Lebanon's financial prosecutor freezes assets of 20 banks
Lebanon's financial prosecutor has frozen the assets of 20 Lebanese banks, their top bosses and board members, state media and judicial sources said.
Judge Ali Ibrahim gave notice to the central bank and the country's banking association, state news agency NNA said on Thursday, without naming the banks.
Lebanese television Al-Jadeed, however, released the list of banks subjected to the freeze, and it includes some of the biggest banks in Lebanon, such as: Bank Audi; Blom Bank; Byblos Bank; Fransabank; and Bank Med.
Lebanon is facing unprecedented economic and financial strains, which came to a head last year as capital inflows slowed and protests erupted against a ruling elite accused of plunging the country into crisis.
The heavily indebted state is contending with a weakening Lebanese pound, soaring inflation and a severe dollar shortage that has hit imports.
The financial prosecutor did not respond immediately to request for comment, Reuters reported.
Separately, Lebanon's cabinet approved a draft law to lift banking secrecy, Justice Minister Marie Claude Najm said on Thursday.
Much public anger has been directed at Lebanese banks, which have curbed people's access to their savings and blocked transfers abroad.
The head of the banking association has said the steps seek to keep Lebanon's wealth in the country.
Lebanon's domestic banks, which for years funnelled deposits to the state, hold the bulk of the sovereign debt.
The government will meet on Saturday to take a decision on its Eurobonds, the country's information minister said on Thursday after a cabinet meeting.
Lebanon's Parliament Speaker Nabih Berri said on Wednesday that a majority in the country was against paying the maturing debt as it wrestles with a financial crisis.

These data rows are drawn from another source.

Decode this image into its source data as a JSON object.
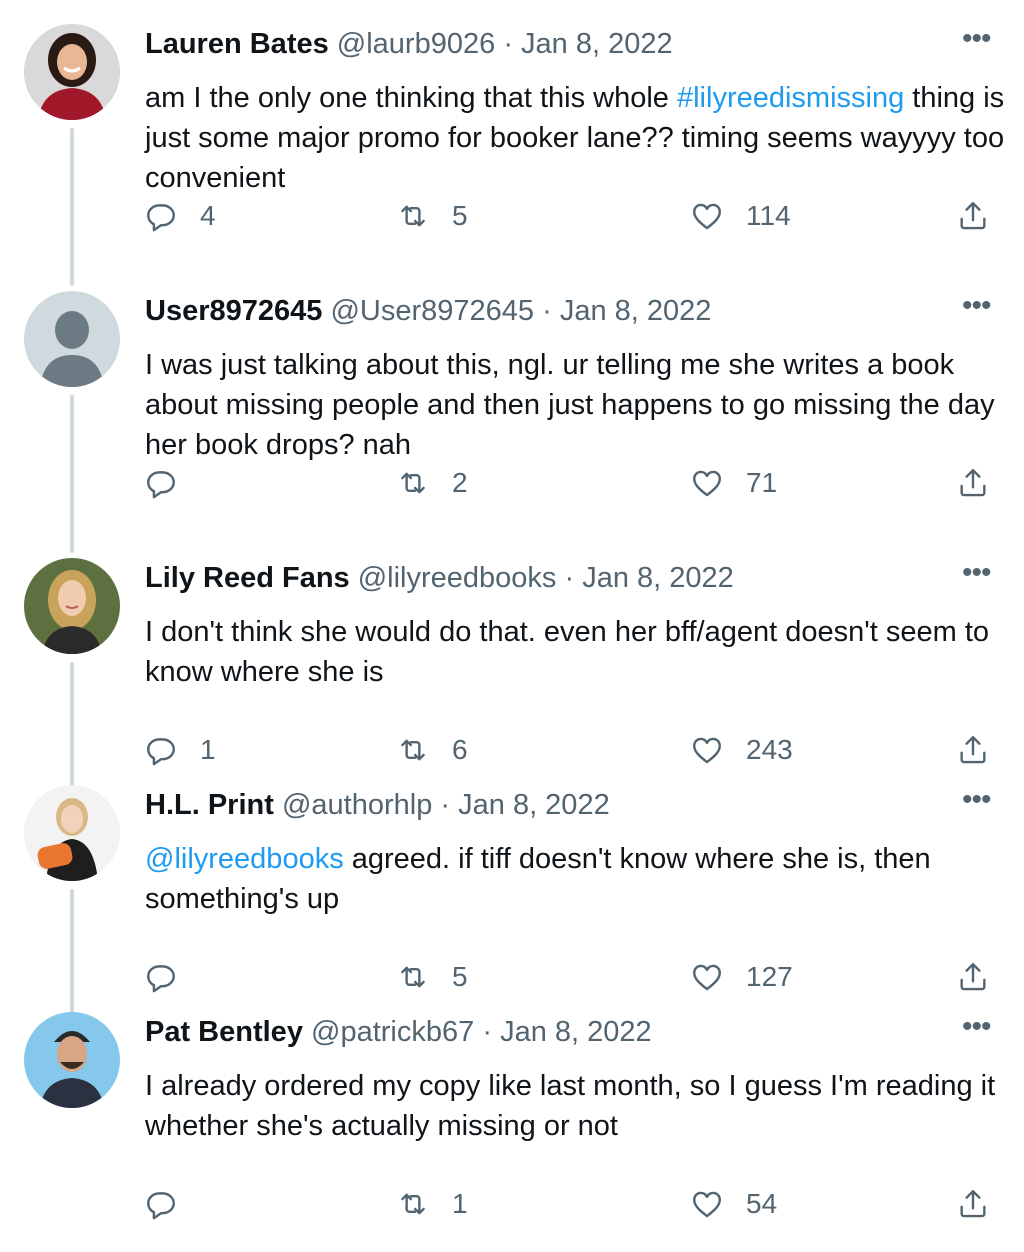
{
  "tweets": [
    {
      "name": "Lauren Bates",
      "handle": "@laurb9026",
      "date": "Jan 8, 2022",
      "text_parts": [
        "am I the only one thinking that this whole ",
        "#lilyreedismissing",
        " thing is just some major promo for booker lane?? timing seems wayyyy too convenient"
      ],
      "replies": "4",
      "retweets": "5",
      "likes": "114",
      "avatar_icon": "woman-red-sweater-avatar",
      "avatar_bg": "#e6e6e6"
    },
    {
      "name": "User8972645",
      "handle": "@User8972645",
      "date": "Jan 8, 2022",
      "text_parts": [
        "",
        "",
        "I was just talking about this, ngl. ur telling me she writes a book about missing people and then just happens to go missing the day her book drops? nah"
      ],
      "replies": "",
      "retweets": "2",
      "likes": "71",
      "avatar_icon": "default-user-avatar",
      "avatar_bg": "#cfd9de"
    },
    {
      "name": "Lily Reed Fans",
      "handle": "@lilyreedbooks",
      "date": "Jan 8, 2022",
      "text_parts": [
        "",
        "",
        "I don't think she would do that. even her bff/agent doesn't seem to know where she is"
      ],
      "replies": "1",
      "retweets": "6",
      "likes": "243",
      "avatar_icon": "blonde-woman-avatar",
      "avatar_bg": "#6b7d4a"
    },
    {
      "name": "H.L. Print",
      "handle": "@authorhlp",
      "date": "Jan 8, 2022",
      "text_parts": [
        "",
        "@lilyreedbooks",
        " agreed. if tiff doesn't know where she is, then something's up"
      ],
      "replies": "",
      "retweets": "5",
      "likes": "127",
      "avatar_icon": "woman-holding-pillow-avatar",
      "avatar_bg": "#f2f2f2"
    },
    {
      "name": "Pat Bentley",
      "handle": "@patrickb67",
      "date": "Jan 8, 2022",
      "text_parts": [
        "",
        "",
        "I already ordered my copy like last month, so I guess I'm reading it whether she's actually missing or not"
      ],
      "replies": "",
      "retweets": "1",
      "likes": "54",
      "avatar_icon": "man-beanie-avatar",
      "avatar_bg": "#7fc4e8"
    }
  ],
  "ui": {
    "more_glyph": "•••",
    "separator": "·"
  }
}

"The cabinet will hold a session this coming Saturday to study the financial situation and the matter of the Eurobonds to take the appropriate decision on it," Information Minister Manal Abdel Samad said.
Jumblatt calls for IMF cooperation
Also on Thursday, leading Druze politician Walid Jumblatt said Lebanon must cooperate with the IMF to secure badly needed international aid, calling for a "joint programme" with the fund.
Jumblatt also urged close cooperation with Hezbollah to assure the movement that IMF-backed reforms were no threat to Lebanon's sovereignty.
Jumblatt is the most influential figure yet in Lebanon to call for an IMF programme to deal with the country's financial crisis.
Speaking to Reuters, Jumblatt said an IMF-backed programme was the only way for Lebanon to secure financial support.
"I just don't see any other way. Neither the Arabs nor the Americans nor even the French are ready to help us without the coordination of the IMF. This is my impression," he said.
So far, the Lebanese government has requested IMF technical but not financial support.
Jumblatt's party is not represented in the current government, which took office in January with backing from Hezbollah and its allies.
Hezbollah, which is backed by Iran and designated a terrorist organisation by the United States, is opposed to an IMF programme.
Sheikh Naim Qassem, its deputy leader, last week described the IMF as a tool of US interference.
Hassan Fadlallah, a senior Hezbollah member of parliament, told Reuters earlier this week that Hezbollah was not against the IMF as an institution, but opposed the kind of terms it typically imposes on countries, saying these would cause a "popular revolution".
Jumblatt said "a joint programme" must be found with the IMF. "They have ideas, we have ideas," he said.
"This needs also close cooperation and understanding with Hezbollah, that there is no danger to the sovereignty of Lebanon if the IMF deals with problems like power, electricity and other issues," he said.